Also included in the Stage 2 system is this throttle body spacer plate (PN 40071; $110.99), which allows easily plumbing one or two water-meth nozzles into the air stream without any drilling or custom work.
Hitting The Dyno
To put that theory to the test, Rob Williams of Rob Williams Racing in Denver, Colorado, installed a Snow Performance kit on a 2012 Mustang GT powered by a Ford Performance Aluminator 5.0-liter crate engine fed 18 pounds of boost by a Vortech YSi-Trim supercharger.
Running E85, the most timing Rob could dial in was 18 degrees before the dangerous spark knock reared its head. The combo was putting down an impressive 914 horsepower on just E85. However, to turn up the timing and keep detonation at bay, Rob turned on the Snow Performance system (PN 2132; $599.99); which not only cools the inlet air, but it also adds much-needed octane. With the water-meth spraying and the timing turned up to 22 degrees, the Vortech-boosted Coyote belted out 964 horsepower at the wheels!
To see what water-meth injection could do for his E85-burning Coyote, Rob Williams strapped her down to his Dynojet.
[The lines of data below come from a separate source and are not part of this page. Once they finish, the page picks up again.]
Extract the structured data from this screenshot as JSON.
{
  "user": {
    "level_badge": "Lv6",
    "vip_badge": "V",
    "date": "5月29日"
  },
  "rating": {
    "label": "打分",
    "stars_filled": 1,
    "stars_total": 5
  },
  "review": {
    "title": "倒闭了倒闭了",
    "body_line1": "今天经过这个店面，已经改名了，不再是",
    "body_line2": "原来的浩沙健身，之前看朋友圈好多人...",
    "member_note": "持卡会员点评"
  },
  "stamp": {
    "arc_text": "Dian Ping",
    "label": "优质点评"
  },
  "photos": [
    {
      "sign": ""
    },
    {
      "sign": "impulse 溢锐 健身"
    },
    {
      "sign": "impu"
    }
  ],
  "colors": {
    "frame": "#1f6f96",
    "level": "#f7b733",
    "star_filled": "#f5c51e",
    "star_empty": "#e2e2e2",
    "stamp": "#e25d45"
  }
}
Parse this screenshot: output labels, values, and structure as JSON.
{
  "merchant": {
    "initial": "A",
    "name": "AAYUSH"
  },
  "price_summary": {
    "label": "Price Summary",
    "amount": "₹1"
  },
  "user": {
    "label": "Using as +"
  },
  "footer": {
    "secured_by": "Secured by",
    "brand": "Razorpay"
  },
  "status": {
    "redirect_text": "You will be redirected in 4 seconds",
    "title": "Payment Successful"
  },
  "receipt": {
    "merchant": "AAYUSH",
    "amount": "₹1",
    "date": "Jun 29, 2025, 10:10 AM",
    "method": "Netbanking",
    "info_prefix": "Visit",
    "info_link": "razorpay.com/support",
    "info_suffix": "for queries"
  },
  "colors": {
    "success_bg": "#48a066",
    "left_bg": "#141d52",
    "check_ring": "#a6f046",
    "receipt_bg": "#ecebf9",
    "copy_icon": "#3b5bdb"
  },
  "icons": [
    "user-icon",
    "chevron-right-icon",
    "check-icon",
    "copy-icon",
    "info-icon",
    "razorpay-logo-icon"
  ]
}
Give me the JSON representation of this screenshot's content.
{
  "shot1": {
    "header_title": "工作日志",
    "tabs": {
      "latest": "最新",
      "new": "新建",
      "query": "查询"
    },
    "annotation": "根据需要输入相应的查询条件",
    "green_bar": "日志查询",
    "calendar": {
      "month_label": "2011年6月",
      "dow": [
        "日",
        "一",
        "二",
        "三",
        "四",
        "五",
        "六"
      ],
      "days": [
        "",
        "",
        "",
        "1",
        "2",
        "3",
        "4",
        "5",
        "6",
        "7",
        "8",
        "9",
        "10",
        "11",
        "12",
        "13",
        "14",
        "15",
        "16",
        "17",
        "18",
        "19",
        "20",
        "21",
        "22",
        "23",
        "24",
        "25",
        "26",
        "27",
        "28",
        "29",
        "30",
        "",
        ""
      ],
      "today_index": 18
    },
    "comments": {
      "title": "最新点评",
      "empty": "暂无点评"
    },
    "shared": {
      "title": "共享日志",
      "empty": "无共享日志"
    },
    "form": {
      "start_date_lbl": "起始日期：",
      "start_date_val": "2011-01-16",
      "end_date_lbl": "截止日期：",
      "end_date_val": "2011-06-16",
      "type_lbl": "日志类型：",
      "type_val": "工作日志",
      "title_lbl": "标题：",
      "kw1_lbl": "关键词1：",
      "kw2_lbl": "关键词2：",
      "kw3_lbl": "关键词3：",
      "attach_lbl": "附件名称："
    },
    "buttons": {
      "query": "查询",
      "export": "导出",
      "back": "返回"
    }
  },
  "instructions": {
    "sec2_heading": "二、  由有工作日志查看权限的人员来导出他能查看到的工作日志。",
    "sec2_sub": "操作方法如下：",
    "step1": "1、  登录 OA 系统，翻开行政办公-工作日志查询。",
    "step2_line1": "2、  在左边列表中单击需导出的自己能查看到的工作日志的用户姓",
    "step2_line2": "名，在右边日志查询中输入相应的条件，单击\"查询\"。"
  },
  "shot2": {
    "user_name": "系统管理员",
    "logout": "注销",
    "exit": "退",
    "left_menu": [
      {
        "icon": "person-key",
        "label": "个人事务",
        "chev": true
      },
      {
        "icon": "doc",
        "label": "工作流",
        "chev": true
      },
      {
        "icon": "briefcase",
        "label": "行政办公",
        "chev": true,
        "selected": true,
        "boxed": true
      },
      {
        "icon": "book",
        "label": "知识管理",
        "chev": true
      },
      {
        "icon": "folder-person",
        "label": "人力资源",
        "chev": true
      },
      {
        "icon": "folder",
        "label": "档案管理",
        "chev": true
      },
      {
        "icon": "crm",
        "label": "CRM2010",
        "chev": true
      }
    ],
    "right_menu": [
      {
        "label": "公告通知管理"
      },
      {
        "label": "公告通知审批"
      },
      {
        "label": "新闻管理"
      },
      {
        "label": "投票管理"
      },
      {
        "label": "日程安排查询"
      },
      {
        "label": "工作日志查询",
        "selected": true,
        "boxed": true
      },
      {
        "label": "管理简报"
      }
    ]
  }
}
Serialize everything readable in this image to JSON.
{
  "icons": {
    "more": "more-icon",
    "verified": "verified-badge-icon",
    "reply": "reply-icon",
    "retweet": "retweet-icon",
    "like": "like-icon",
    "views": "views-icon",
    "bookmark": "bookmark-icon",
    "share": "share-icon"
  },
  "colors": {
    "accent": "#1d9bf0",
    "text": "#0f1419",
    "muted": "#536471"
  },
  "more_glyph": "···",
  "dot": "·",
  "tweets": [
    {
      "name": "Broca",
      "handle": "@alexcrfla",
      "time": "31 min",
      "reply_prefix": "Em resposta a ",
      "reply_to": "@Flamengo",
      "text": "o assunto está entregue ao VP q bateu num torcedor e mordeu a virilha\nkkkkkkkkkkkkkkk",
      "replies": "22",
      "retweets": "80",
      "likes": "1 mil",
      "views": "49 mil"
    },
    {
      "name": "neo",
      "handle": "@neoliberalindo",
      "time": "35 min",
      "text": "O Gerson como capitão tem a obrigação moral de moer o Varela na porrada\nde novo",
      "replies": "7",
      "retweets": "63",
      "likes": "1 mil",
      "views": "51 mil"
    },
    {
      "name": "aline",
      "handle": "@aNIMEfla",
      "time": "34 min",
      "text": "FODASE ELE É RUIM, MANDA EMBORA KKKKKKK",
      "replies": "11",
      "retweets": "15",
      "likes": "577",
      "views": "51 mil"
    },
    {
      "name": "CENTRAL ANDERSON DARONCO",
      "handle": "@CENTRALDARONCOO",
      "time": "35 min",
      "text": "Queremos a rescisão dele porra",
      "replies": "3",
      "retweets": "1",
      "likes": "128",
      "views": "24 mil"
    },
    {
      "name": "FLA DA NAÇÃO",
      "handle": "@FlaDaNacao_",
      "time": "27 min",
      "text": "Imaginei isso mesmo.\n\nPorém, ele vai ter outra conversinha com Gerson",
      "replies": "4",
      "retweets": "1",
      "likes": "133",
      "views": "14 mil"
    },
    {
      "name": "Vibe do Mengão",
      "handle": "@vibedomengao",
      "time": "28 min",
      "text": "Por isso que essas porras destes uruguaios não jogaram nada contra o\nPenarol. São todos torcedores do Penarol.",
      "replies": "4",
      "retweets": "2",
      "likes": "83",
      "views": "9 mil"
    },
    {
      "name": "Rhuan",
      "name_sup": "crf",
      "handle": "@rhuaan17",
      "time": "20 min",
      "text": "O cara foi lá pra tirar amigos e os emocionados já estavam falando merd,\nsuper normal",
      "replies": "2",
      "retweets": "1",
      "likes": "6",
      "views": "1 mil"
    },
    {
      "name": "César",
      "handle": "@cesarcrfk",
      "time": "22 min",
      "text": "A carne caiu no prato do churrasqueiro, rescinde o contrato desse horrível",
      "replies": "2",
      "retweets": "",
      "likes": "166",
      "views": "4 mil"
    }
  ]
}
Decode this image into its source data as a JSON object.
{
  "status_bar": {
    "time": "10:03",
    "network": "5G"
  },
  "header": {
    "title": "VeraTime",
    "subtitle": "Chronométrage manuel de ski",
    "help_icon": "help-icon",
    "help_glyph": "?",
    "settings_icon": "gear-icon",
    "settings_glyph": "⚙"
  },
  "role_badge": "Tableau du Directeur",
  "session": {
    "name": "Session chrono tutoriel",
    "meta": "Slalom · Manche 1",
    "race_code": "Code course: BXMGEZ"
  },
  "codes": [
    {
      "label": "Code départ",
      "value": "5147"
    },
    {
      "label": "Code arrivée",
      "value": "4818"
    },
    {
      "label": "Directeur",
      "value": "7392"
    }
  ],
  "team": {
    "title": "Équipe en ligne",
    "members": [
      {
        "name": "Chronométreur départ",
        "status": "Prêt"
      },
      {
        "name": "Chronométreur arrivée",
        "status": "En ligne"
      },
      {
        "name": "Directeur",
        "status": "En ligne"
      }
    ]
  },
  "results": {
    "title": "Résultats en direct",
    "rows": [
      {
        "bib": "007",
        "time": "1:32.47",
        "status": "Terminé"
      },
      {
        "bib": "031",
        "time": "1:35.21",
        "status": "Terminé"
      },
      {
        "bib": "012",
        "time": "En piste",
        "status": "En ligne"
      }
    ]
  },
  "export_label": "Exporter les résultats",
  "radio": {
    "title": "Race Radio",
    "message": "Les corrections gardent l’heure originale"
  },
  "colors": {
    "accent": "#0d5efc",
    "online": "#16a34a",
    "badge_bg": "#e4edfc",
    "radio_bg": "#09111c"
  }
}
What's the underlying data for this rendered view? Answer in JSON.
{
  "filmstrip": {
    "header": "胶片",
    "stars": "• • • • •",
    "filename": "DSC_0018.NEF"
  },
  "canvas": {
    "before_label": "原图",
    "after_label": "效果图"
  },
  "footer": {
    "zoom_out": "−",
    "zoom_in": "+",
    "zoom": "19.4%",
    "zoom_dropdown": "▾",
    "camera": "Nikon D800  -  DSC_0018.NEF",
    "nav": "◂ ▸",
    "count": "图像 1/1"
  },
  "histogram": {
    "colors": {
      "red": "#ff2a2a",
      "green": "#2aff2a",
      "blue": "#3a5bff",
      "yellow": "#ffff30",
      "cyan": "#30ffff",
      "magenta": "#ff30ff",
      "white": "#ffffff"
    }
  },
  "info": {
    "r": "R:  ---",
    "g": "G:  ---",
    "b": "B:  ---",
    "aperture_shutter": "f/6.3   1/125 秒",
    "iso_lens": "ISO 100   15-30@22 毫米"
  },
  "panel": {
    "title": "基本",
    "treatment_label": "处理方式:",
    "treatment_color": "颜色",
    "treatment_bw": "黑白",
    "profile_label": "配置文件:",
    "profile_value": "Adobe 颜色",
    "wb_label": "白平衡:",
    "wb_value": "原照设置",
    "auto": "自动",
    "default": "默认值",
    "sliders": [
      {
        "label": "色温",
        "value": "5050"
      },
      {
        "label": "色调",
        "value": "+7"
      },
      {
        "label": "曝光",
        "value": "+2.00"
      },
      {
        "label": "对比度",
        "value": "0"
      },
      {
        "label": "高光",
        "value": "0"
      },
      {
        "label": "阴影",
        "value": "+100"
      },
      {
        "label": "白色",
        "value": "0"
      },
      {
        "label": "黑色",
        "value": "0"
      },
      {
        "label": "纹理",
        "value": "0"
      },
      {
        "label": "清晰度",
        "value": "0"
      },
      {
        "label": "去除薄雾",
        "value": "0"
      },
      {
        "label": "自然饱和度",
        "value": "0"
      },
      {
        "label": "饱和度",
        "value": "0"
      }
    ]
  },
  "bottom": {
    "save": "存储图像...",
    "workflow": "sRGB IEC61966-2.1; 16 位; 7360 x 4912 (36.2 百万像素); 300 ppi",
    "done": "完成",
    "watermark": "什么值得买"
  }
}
He recorded baseline numbers of 914.94 horsepower and 757.80 lb-ft of torque at the wheels with only 18 degrees of timing.
“Robert is a good tuner and the test I believe is valid. I wish we could have had more time to dial it in, but the engine had some issues,” Matt added. “The car is used for high-speed events and was showing erratic performance. The results are good enough for the point we are making.”
Interesting, as Matt believes there was even more power on the table if the opportunity was there to lean out the rich air/fuel ratio this combo was running on the 964-horsepower run. With more time, this car could have put down over 1,000 horsepower at the rear wheels with E85 and water-meth.
If that sort of performance sounds enticing, you can learn more about the Snow Performance systems by visiting the company’s official site here.
With the Snow Performance Stage 2 Coyote system engaged, Rob’s Vortech-supercharged Coyote picked up 49.89 horsepower and 43.43 lb-ft of torque thanks to the cooler charge and the increased octane, which allowed running 22 degrees of timing.